Vietnam has been consistent with its policy on teaching many different languages at general schools. However, it meets a lot of big difficulties that hinder the programme implementation. Insight from Vietnam Net online newspaper.

English remains the biggest choice for students

Under the current regulations, the foreign languages taught at general schools are English and some other languages including French, German, Japanese, Chinese and Russian.

However, according to the Ministry of Education and Training (MOET), 98 percent of students want to learn English.

Vu Thi Tu Anh, a senior official of the ministry, admitted that the ministry is encountering a lot of difficulties when trying to maintain the teaching of Russian, Japanese, French and Korean at general schools.

The other foreign languages have been accepted by students at universities and junior colleges, but they are still less “competitive” than English.

Also according to Anh, general schools, except the schools for the gifted, only teach English to satisfy the demand of the majority of students because of the problem with the teaching staff.

Meanwhile, Nguyen Hoai Chuong, Deputy Director of the Ho Chi Minh City Education and Training Department, emphasised the necessity of teaching many foreign languages, which allows to diversify languages in the context of the international integration.

Chuong said that in order to persuade students to learn other foreign languages, MOET needs to change the current regulations and then improve the teaching staff.

In Ho Chi Minh City, students are allowed to learn second foreign languages when they enter the 10th grade. However, Chuong thinks that second foreign languages should be taught to 6th graders already.

Nguyen Hoang, Deputy Director of the Nghe An provincial Education and Training Department, thought that Vietnamese students only want to learn English because they cannot see the benefit of other foreign languages. University students, like general school students, don’t want to learn other foreign languages, if they are not those of foreign language majoring schools.
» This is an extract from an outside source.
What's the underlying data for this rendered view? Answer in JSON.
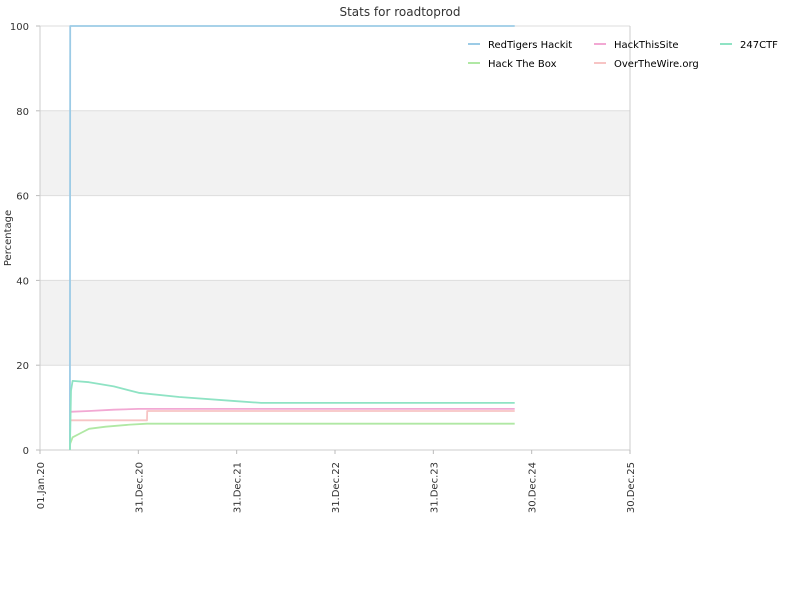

Officials from the Ben Tre and Khanh Hoa provinces also said it is nearly impossible to teach more foreign languages to students because of the lack of money, material facilities and teaching staff.

English teachers cannot meet requirements

Though English is the choice of 98 percent of students and Vietnam has abundant English-language teachers, the percentages of “standardised teachers” who can meet the requirements set by MOET remain modest.

A recent survey by MOET found that 75 percent of primary school and 90 percent of high school teachers did not meet the standards.

Anh has attributed the low qualification of English teachers to the low pay and hard work. At some schools, English-language teachers have 40 teaching hours a week, much higher than the allowed number of 18 hours.

Chuong admitted that only a small percentage of English-language teachers in Ho Chi Minh City can meet the requirements. A lot of students with C-level English certificate cannot listen, speak or write.

According to Anh, a national foreign language teaching programme has been implemented since 2011 which partially aims to upgrade the teachers’ capability. As many as 600 teachers and 670 management officers have been trained over the last three years under the programme.

It is expected that the national program would benefit 80,000 teachers and 20 million students after 10 years.-VNA